  2. Reflect: If your child doesn’t have questions or comments of her own, offer some comments and prompting questions: 

    • What is happening in the picture (or in the story)? Why? 

    • What are characters thinking or feeling? 

    • How does this story point to Jesus?

    • How is God (or Jesus) acting in this story? (If God isn’t directly mentioned in the story, you may need to suggest some ways that God is quietly present.) 

    • Which character would you like to be? What would you do differently if you were that character? How would you feel?

  3. Respond: Invite your child to respond to the story in prayer: “You know, God gives us stories like this to help us grow closer to him. Let’s pray to God about this story. What would you like to say to God? Or what questions do you want to ask God about this story?” 

    • Provide guiding prompts, if necessary. Be sure to offer your own prayer response, both to make the experience prayerful for you and to model prayer for your child.

  4. Rest: With young children, the contemplation step can be described as listening to God: “Now that we’ve prayed to God about this story, let’s be quiet so we can hear what God might be saying back to us, inside our hearts.” 

    • Take at least thirty seconds to be silent. If your child is restless or noisy, do your best to complete the period of silence yourself.

Wrapping up: You can finish by asking your child whether they heard God speaking to them. If they say no, you can reassure her that it’s okay—sometimes we aren’t listening closely enough, and sometimes God just likes to spend time quietly with us. 

Lectio Divina with Older Kids

You can walk your older children through the basic movements of Lectio Divina following these steps:

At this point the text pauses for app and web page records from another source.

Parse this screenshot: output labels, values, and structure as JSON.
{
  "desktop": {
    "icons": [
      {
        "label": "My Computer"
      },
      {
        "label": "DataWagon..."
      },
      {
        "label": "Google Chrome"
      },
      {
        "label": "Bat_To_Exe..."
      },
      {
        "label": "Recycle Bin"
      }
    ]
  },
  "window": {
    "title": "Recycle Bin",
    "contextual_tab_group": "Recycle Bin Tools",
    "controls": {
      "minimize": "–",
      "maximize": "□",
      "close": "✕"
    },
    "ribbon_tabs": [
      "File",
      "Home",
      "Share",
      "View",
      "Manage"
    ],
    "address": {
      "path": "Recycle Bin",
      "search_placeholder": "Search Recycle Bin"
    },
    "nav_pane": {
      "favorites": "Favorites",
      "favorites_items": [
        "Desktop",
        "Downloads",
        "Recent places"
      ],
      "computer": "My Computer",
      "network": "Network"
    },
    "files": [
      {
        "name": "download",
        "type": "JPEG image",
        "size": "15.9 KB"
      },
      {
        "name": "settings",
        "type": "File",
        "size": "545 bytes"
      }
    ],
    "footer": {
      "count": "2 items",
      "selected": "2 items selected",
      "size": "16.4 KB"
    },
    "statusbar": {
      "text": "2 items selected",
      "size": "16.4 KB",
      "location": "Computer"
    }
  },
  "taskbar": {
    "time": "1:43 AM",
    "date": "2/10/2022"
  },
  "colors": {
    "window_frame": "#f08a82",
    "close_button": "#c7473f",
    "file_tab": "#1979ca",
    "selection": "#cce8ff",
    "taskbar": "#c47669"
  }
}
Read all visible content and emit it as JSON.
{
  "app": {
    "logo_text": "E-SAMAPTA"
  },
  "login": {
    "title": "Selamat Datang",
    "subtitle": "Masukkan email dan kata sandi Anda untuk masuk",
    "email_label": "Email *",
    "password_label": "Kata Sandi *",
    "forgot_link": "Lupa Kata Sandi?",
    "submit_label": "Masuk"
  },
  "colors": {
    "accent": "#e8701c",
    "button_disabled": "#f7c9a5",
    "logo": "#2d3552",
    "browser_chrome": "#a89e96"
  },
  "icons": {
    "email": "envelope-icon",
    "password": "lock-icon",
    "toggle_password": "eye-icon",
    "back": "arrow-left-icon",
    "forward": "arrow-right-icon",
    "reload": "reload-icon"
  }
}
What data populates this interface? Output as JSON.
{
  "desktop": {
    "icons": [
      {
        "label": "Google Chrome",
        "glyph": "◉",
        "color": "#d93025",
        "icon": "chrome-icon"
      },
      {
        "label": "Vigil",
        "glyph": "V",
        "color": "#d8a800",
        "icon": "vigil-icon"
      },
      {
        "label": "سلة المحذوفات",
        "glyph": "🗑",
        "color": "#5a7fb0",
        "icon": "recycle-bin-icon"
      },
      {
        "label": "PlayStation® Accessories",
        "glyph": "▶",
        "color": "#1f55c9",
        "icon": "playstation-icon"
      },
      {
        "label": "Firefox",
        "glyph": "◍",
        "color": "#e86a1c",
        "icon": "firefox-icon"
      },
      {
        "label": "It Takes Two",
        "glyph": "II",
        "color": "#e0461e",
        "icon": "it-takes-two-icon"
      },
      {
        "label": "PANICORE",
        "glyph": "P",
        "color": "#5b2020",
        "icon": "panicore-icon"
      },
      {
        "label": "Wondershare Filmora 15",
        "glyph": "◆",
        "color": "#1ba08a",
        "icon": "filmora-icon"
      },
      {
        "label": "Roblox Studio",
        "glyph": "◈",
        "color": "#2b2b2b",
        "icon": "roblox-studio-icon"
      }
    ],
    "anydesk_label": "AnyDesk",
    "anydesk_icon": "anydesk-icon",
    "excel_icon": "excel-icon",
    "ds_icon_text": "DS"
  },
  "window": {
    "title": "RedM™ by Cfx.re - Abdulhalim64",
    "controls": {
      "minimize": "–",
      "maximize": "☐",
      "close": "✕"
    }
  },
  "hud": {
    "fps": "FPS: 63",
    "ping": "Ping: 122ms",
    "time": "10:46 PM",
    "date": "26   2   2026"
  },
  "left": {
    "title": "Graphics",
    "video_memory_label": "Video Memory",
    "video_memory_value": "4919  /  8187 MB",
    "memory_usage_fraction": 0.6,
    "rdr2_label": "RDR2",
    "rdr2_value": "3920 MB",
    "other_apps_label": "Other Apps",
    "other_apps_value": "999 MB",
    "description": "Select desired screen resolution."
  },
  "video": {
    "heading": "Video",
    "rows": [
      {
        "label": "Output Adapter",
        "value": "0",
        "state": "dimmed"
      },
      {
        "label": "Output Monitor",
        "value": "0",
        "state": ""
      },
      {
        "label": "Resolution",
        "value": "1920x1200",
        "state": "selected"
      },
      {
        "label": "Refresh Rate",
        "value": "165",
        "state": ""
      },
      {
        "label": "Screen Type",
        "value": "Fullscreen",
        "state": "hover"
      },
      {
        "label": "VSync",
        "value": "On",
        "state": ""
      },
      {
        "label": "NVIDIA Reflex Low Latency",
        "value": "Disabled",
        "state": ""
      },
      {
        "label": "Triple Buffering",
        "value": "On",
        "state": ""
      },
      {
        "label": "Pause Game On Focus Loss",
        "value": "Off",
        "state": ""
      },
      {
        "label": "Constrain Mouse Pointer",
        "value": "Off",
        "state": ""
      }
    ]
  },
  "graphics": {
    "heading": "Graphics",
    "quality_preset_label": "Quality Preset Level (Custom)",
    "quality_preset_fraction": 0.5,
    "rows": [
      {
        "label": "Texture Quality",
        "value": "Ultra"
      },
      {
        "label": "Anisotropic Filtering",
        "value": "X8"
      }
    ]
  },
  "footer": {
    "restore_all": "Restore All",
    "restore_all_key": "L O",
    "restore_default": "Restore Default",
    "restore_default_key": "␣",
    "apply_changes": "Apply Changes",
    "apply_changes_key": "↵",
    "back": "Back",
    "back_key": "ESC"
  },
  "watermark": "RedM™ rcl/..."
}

  1. Read: First, select a short reading—the shorter, the better: a paragraph or two, or even a sentence or two from the Bible. If you’re trying this for the first time, select a passage from one of the Gospels or a commonly discussed Old Testament story. Read the text slowly and carefully. Explain words or situations your children may not understand, consulting footnotes or commentaries as necessary. Read the text slowly two or three times, allowing a brief pause between readings.

  2. Reflect: Invite your kids to reflect on the meaning of the passage. You can offer guiding questions such as:

    • What words or images stood out for you? Why? 

    • What does the reading mean to you?

    • How does this story point to Jesus?

    • Does it say anything important about your life right now? 

    • Spend just a few minutes sharing as a family.

  3. Respond: Invite your kids to offer their insights during the meditation step in prayer. This can be done silently or out loud; if your family is just beginning, you may want to offer the prayer yourself on behalf of the whole family, in order to provide an example. During the prayer step, you might offer thanksgiving to God for important insights that emerged from the text. Or, if the text was difficult to meditate on, you might ask God for guidance and clarity. If the text was challenging or caused anxiety, you might ask God for humility, strength, and the ability to trust in His providence.

  4. Rest: Invite your kids to still themselves and attend to God’s presence. God may speak to them in a particular way, or may just be with you in silence.